##### Record set

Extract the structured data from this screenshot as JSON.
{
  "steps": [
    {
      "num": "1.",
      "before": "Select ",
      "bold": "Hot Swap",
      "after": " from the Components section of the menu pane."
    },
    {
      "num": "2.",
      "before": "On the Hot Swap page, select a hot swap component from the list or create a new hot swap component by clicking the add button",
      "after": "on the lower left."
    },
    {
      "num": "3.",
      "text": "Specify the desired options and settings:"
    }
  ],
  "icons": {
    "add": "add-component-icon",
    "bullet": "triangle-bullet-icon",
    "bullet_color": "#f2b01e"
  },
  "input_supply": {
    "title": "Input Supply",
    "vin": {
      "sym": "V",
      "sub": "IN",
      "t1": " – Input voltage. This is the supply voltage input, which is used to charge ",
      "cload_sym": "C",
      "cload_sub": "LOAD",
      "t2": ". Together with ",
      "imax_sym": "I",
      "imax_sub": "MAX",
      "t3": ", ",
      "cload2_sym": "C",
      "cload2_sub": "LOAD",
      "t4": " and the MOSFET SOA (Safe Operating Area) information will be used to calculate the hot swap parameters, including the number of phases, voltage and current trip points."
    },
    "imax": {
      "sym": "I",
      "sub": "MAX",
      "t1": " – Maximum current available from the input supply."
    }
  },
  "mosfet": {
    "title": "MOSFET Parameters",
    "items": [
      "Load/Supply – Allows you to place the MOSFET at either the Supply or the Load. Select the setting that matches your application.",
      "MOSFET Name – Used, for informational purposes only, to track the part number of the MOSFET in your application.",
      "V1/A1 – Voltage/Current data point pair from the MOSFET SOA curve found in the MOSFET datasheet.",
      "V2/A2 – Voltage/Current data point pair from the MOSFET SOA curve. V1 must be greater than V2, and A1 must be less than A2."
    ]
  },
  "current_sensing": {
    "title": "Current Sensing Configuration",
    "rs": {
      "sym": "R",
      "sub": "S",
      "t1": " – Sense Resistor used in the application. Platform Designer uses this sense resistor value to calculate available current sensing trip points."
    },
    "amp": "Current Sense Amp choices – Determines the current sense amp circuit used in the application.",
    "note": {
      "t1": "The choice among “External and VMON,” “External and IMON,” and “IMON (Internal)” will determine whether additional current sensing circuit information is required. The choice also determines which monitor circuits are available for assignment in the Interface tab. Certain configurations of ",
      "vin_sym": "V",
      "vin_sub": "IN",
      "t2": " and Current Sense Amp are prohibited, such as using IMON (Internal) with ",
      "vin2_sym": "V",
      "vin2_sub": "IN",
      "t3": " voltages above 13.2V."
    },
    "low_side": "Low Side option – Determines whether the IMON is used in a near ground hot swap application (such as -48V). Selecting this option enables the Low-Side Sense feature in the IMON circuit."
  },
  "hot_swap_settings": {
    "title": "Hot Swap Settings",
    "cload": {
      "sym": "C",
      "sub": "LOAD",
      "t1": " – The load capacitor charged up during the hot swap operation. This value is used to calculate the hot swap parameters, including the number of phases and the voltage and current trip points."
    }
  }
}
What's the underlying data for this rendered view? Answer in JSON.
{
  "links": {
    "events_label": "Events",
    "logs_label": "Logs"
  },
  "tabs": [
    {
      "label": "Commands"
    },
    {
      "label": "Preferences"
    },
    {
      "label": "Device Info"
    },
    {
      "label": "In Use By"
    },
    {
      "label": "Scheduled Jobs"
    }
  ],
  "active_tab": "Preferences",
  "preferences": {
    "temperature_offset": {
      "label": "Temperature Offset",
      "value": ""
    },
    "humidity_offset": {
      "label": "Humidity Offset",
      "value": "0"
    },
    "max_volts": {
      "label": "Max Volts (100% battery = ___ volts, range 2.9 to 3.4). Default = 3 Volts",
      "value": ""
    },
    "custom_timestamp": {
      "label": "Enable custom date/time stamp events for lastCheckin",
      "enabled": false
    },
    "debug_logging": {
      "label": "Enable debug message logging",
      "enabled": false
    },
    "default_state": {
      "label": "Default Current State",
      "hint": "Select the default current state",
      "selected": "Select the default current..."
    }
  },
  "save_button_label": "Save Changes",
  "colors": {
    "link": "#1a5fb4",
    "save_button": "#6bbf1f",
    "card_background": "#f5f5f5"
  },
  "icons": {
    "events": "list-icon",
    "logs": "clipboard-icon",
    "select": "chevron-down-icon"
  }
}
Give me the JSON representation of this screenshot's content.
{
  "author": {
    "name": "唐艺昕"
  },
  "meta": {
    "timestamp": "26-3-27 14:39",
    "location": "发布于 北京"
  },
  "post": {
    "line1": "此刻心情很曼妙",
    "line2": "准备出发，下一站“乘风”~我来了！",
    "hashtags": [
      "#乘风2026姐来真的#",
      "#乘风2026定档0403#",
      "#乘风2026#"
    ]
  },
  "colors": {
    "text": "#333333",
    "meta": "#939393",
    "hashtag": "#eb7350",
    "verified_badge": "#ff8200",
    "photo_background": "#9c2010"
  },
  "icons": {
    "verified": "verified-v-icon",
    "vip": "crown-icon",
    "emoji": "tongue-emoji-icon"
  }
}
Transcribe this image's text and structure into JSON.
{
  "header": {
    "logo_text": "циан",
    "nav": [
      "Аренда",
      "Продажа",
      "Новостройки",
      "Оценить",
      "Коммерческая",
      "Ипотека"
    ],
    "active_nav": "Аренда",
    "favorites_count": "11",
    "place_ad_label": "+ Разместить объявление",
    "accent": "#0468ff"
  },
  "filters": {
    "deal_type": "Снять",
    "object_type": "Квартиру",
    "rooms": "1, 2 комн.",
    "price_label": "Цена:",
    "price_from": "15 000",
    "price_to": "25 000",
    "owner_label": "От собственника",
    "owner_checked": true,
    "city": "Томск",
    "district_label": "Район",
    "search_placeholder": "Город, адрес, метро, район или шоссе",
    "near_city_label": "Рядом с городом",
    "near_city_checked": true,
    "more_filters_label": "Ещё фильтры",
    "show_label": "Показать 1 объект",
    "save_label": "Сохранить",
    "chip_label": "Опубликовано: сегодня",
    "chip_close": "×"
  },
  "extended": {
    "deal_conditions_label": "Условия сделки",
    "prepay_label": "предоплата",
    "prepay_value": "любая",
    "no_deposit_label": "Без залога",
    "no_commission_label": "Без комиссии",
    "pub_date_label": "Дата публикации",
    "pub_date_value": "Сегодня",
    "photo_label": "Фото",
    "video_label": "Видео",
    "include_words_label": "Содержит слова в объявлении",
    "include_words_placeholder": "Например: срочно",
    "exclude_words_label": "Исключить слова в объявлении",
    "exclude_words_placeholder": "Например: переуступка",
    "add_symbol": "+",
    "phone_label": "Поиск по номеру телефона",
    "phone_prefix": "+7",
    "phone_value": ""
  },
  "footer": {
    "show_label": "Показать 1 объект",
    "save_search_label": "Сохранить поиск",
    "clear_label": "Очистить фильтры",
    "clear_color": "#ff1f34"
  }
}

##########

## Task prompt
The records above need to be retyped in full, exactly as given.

## Exercise answer
Extract the structured data from this screenshot as JSON.
{
  "steps": [
    {
      "num": "1.",
      "before": "Select ",
      "bold": "Hot Swap",
      "after": " from the Components section of the menu pane."
    },
    {
      "num": "2.",
      "before": "On the Hot Swap page, select a hot swap component from the list or create a new hot swap component by clicking the add button",
      "after": "on the lower left."
    },
    {
      "num": "3.",
      "text": "Specify the desired options and settings:"
    }
  ],
  "icons": {
    "add": "add-component-icon",
    "bullet": "triangle-bullet-icon",
    "bullet_color": "#f2b01e"
  },
  "input_supply": {
    "title": "Input Supply",
    "vin": {
      "sym": "V",
      "sub": "IN",
      "t1": " – Input voltage. This is the supply voltage input, which is used to charge ",
      "cload_sym": "C",
      "cload_sub": "LOAD",
      "t2": ". Together with ",
      "imax_sym": "I",
      "imax_sub": "MAX",
      "t3": ", ",
      "cload2_sym": "C",
      "cload2_sub": "LOAD",
      "t4": " and the MOSFET SOA (Safe Operating Area) information will be used to calculate the hot swap parameters, including the number of phases, voltage and current trip points."
    },
    "imax": {
      "sym": "I",
      "sub": "MAX",
      "t1": " – Maximum current available from the input supply."
    }
  },
  "mosfet": {
    "title": "MOSFET Parameters",
    "items": [
      "Load/Supply – Allows you to place the MOSFET at either the Supply or the Load. Select the setting that matches your application.",
      "MOSFET Name – Used, for informational purposes only, to track the part number of the MOSFET in your application.",
      "V1/A1 – Voltage/Current data point pair from the MOSFET SOA curve found in the MOSFET datasheet.",
      "V2/A2 – Voltage/Current data point pair from the MOSFET SOA curve. V1 must be greater than V2, and A1 must be less than A2."
    ]
  },
  "current_sensing": {
    "title": "Current Sensing Configuration",
    "rs": {
      "sym": "R",
      "sub": "S",
      "t1": " – Sense Resistor used in the application. Platform Designer uses this sense resistor value to calculate available current sensing trip points."
    },
    "amp": "Current Sense Amp choices – Determines the current sense amp circuit used in the application.",
    "note": {
      "t1": "The choice among “External and VMON,” “External and IMON,” and “IMON (Internal)” will determine whether additional current sensing circuit information is required. The choice also determines which monitor circuits are available for assignment in the Interface tab. Certain configurations of ",
      "vin_sym": "V",
      "vin_sub": "IN",
      "t2": " and Current Sense Amp are prohibited, such as using IMON (Internal) with ",
      "vin2_sym": "V",
      "vin2_sub": "IN",
      "t3": " voltages above 13.2V."
    },
    "low_side": "Low Side option – Determines whether the IMON is used in a near ground hot swap application (such as -48V). Selecting this option enables the Low-Side Sense feature in the IMON circuit."
  },
  "hot_swap_settings": {
    "title": "Hot Swap Settings",
    "cload": {
      "sym": "C",
      "sub": "LOAD",
      "t1": " – The load capacitor charged up during the hot swap operation. This value is used to calculate the hot swap parameters, including the number of phases and the voltage and current trip points."
    }
  }
}
What's the underlying data for this rendered view? Answer in JSON.
{
  "links": {
    "events_label": "Events",
    "logs_label": "Logs"
  },
  "tabs": [
    {
      "label": "Commands"
    },
    {
      "label": "Preferences"
    },
    {
      "label": "Device Info"
    },
    {
      "label": "In Use By"
    },
    {
      "label": "Scheduled Jobs"
    }
  ],
  "active_tab": "Preferences",
  "preferences": {
    "temperature_offset": {
      "label": "Temperature Offset",
      "value": ""
    },
    "humidity_offset": {
      "label": "Humidity Offset",
      "value": "0"
    },
    "max_volts": {
      "label": "Max Volts (100% battery = ___ volts, range 2.9 to 3.4). Default = 3 Volts",
      "value": ""
    },
    "custom_timestamp": {
      "label": "Enable custom date/time stamp events for lastCheckin",
      "enabled": false
    },
    "debug_logging": {
      "label": "Enable debug message logging",
      "enabled": false
    },
    "default_state": {
      "label": "Default Current State",
      "hint": "Select the default current state",
      "selected": "Select the default current..."
    }
  },
  "save_button_label": "Save Changes",
  "colors": {
    "link": "#1a5fb4",
    "save_button": "#6bbf1f",
    "card_background": "#f5f5f5"
  },
  "icons": {
    "events": "list-icon",
    "logs": "clipboard-icon",
    "select": "chevron-down-icon"
  }
}
Give me the JSON representation of this screenshot's content.
{
  "author": {
    "name": "唐艺昕"
  },
  "meta": {
    "timestamp": "26-3-27 14:39",
    "location": "发布于 北京"
  },
  "post": {
    "line1": "此刻心情很曼妙",
    "line2": "准备出发，下一站“乘风”~我来了！",
    "hashtags": [
      "#乘风2026姐来真的#",
      "#乘风2026定档0403#",
      "#乘风2026#"
    ]
  },
  "colors": {
    "text": "#333333",
    "meta": "#939393",
    "hashtag": "#eb7350",
    "verified_badge": "#ff8200",
    "photo_background": "#9c2010"
  },
  "icons": {
    "verified": "verified-v-icon",
    "vip": "crown-icon",
    "emoji": "tongue-emoji-icon"
  }
}
Transcribe this image's text and structure into JSON.
{
  "header": {
    "logo_text": "циан",
    "nav": [
      "Аренда",
      "Продажа",
      "Новостройки",
      "Оценить",
      "Коммерческая",
      "Ипотека"
    ],
    "active_nav": "Аренда",
    "favorites_count": "11",
    "place_ad_label": "+ Разместить объявление",
    "accent": "#0468ff"
  },
  "filters": {
    "deal_type": "Снять",
    "object_type": "Квартиру",
    "rooms": "1, 2 комн.",
    "price_label": "Цена:",
    "price_from": "15 000",
    "price_to": "25 000",
    "owner_label": "От собственника",
    "owner_checked": true,
    "city": "Томск",
    "district_label": "Район",
    "search_placeholder": "Город, адрес, метро, район или шоссе",
    "near_city_label": "Рядом с городом",
    "near_city_checked": true,
    "more_filters_label": "Ещё фильтры",
    "show_label": "Показать 1 объект",
    "save_label": "Сохранить",
    "chip_label": "Опубликовано: сегодня",
    "chip_close": "×"
  },
  "extended": {
    "deal_conditions_label": "Условия сделки",
    "prepay_label": "предоплата",
    "prepay_value": "любая",
    "no_deposit_label": "Без залога",
    "no_commission_label": "Без комиссии",
    "pub_date_label": "Дата публикации",
    "pub_date_value": "Сегодня",
    "photo_label": "Фото",
    "video_label": "Видео",
    "include_words_label": "Содержит слова в объявлении",
    "include_words_placeholder": "Например: срочно",
    "exclude_words_label": "Исключить слова в объявлении",
    "exclude_words_placeholder": "Например: переуступка",
    "add_symbol": "+",
    "phone_label": "Поиск по номеру телефона",
    "phone_prefix": "+7",
    "phone_value": ""
  },
  "footer": {
    "show_label": "Показать 1 объект",
    "save_search_label": "Сохранить поиск",
    "clear_label": "Очистить фильтры",
    "clear_color": "#ff1f34"
  }
}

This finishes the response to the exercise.